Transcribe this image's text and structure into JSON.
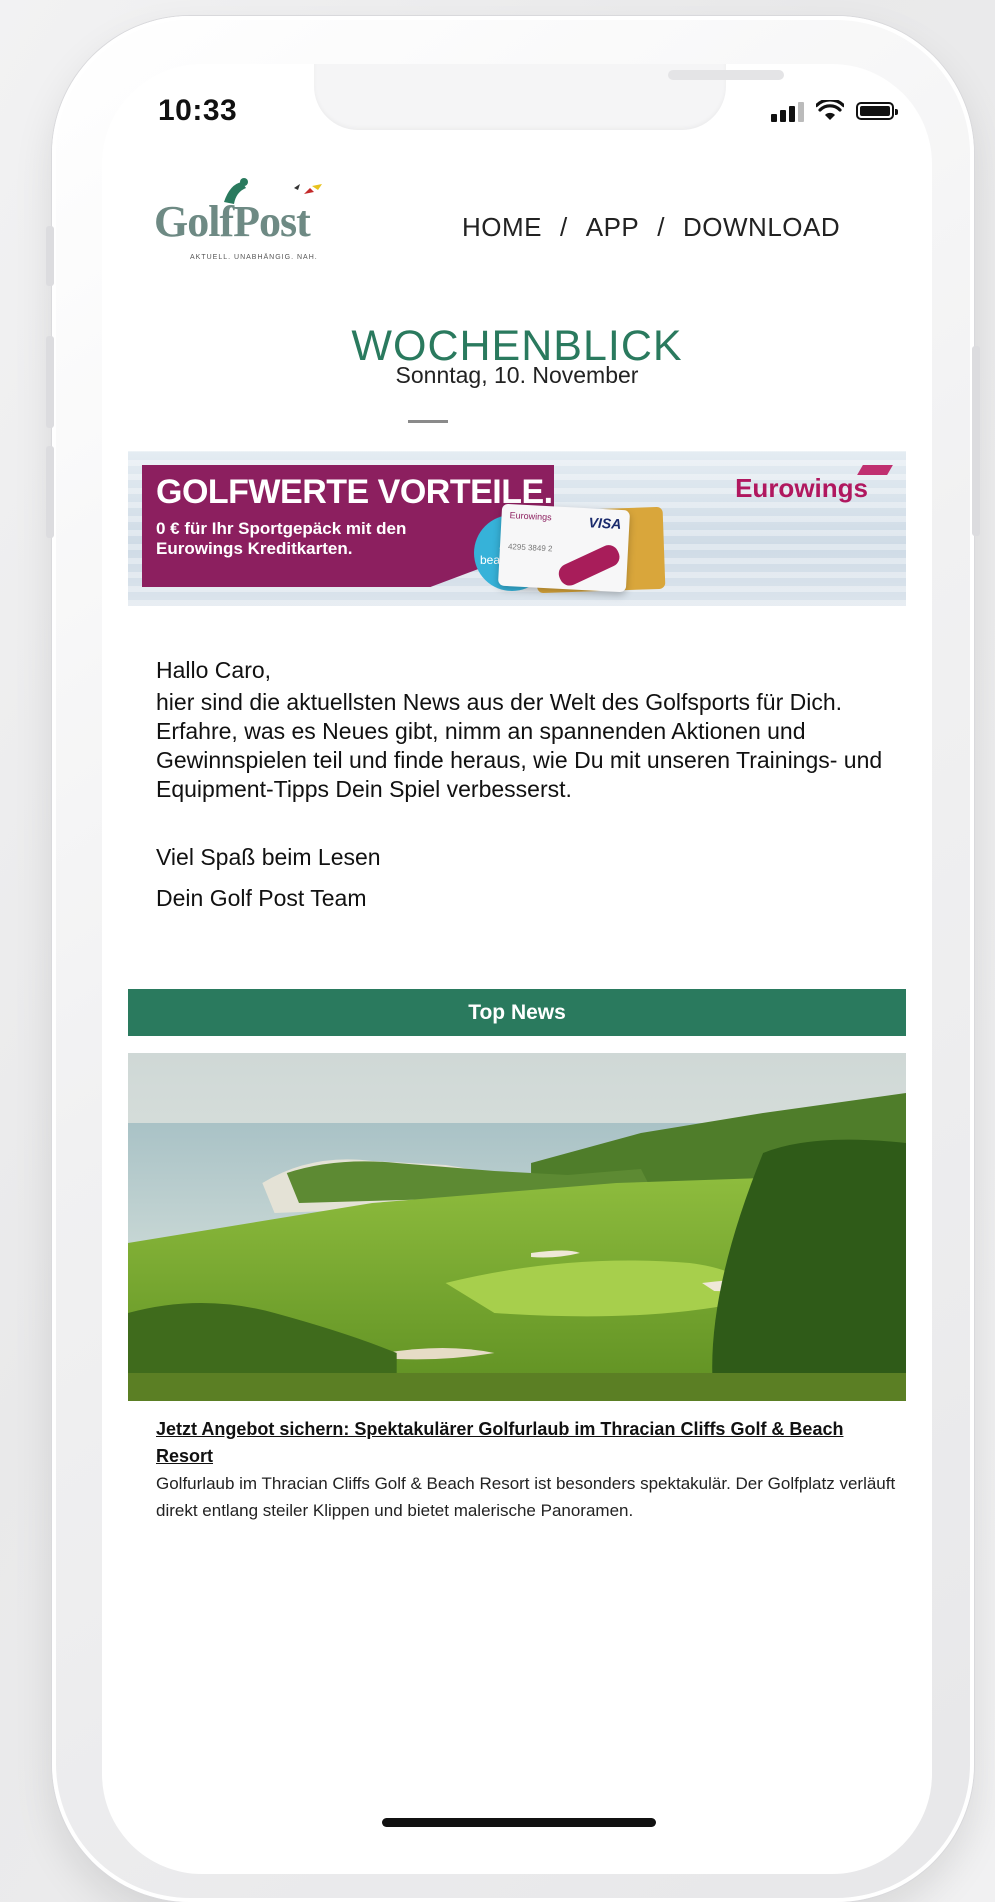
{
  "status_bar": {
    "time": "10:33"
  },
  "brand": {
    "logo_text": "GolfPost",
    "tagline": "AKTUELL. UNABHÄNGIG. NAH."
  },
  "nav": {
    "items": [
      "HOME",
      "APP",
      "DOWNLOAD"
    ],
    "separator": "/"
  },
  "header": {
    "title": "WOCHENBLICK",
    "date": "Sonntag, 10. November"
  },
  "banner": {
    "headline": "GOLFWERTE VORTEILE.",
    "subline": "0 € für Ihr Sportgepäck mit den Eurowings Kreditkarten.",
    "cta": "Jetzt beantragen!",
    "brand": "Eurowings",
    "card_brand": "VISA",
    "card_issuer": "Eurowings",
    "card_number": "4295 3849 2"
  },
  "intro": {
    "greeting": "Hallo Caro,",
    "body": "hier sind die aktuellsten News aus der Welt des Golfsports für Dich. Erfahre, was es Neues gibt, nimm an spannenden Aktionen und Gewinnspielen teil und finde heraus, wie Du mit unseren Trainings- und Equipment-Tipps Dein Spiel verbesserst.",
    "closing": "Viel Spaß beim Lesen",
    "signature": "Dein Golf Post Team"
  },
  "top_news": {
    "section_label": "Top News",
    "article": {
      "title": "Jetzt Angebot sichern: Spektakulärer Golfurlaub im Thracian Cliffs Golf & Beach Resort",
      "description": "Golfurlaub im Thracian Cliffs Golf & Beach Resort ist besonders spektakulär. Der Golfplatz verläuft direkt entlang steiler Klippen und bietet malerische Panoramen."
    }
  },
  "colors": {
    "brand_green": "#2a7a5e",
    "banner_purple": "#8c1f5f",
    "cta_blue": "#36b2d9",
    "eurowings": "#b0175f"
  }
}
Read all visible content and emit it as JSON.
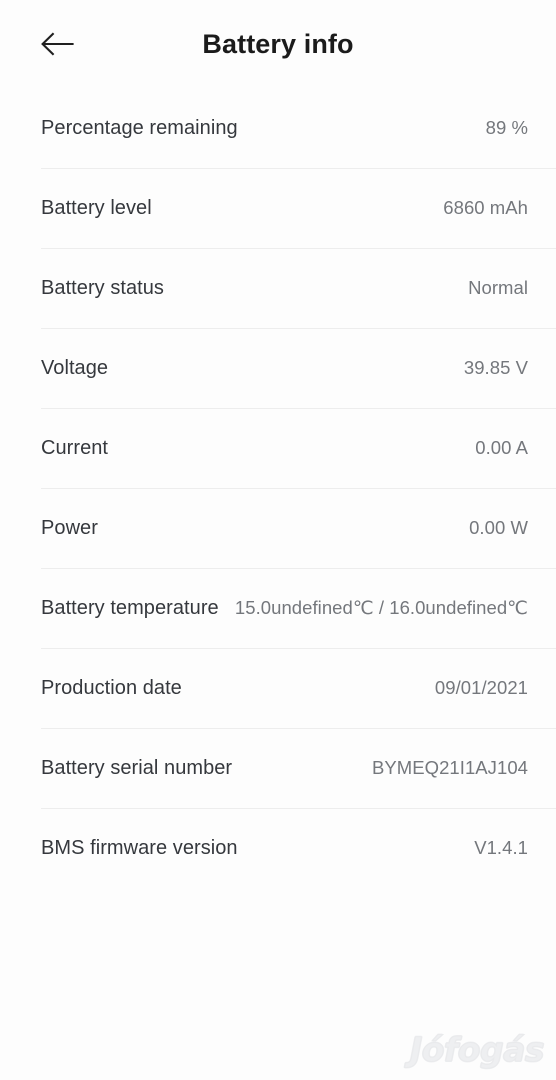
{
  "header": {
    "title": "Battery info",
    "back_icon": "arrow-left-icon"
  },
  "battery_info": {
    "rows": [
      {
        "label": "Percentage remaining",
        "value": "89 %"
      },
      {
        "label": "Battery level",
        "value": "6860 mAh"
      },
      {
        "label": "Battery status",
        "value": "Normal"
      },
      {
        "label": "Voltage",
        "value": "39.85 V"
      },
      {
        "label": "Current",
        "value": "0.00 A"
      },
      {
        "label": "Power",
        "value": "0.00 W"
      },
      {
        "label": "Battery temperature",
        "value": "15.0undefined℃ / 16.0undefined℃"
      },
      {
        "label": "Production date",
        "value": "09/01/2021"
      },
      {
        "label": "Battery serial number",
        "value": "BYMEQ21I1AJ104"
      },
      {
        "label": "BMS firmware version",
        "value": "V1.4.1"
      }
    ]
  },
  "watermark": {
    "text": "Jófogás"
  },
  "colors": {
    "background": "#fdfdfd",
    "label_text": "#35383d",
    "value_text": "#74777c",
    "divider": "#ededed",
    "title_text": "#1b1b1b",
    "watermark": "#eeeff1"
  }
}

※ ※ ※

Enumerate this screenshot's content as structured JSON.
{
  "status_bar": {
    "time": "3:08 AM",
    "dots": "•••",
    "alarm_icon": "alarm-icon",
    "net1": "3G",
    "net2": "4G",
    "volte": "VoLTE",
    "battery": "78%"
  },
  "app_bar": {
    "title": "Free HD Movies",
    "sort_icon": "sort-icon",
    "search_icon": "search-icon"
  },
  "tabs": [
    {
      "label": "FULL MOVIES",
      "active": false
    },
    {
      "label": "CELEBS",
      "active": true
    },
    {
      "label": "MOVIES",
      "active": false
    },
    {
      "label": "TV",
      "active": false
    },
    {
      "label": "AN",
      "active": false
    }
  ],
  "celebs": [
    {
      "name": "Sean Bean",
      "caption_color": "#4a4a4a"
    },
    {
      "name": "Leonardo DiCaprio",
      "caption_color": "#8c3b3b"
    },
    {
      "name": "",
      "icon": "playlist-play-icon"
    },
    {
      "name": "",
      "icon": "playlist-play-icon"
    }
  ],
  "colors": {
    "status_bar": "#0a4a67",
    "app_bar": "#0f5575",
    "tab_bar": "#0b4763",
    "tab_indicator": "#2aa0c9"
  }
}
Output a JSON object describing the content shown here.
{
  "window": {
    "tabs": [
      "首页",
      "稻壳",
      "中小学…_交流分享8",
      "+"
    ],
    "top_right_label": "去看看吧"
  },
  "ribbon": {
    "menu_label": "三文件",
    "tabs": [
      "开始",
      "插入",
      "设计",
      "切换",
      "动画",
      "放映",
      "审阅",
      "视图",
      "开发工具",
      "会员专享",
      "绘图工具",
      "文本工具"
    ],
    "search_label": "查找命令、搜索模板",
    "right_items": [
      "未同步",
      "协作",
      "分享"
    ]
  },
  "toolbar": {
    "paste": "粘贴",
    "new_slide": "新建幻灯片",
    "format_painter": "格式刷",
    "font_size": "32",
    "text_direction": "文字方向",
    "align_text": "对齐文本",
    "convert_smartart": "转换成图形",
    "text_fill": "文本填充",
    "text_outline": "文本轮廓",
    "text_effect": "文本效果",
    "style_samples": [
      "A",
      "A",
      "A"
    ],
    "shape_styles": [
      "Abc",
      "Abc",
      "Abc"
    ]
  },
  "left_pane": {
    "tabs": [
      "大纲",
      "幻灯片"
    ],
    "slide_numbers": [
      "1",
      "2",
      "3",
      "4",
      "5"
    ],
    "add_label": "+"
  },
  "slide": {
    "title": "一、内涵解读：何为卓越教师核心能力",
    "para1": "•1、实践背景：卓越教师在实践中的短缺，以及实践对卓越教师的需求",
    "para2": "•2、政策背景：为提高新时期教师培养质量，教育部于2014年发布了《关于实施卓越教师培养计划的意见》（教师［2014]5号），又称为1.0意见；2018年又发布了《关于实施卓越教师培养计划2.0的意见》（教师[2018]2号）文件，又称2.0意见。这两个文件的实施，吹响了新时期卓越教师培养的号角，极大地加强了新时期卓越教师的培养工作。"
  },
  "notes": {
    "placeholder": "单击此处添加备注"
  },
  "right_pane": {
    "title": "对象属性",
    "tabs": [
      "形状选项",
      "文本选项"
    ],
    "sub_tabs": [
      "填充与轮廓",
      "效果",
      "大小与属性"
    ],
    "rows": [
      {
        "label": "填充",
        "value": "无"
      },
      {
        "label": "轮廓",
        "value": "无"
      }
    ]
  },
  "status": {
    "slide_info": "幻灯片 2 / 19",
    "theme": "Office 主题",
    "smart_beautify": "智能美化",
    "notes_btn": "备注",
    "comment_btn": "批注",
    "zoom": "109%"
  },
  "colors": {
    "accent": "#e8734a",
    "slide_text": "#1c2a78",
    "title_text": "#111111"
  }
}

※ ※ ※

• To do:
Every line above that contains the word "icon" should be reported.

• Answer to the problem:
    "back_icon": "arrow-left-icon"
    "alarm_icon": "alarm-icon",
    "sort_icon": "sort-icon",
    "search_icon": "search-icon"
      "icon": "playlist-play-icon"
      "icon": "playlist-play-icon"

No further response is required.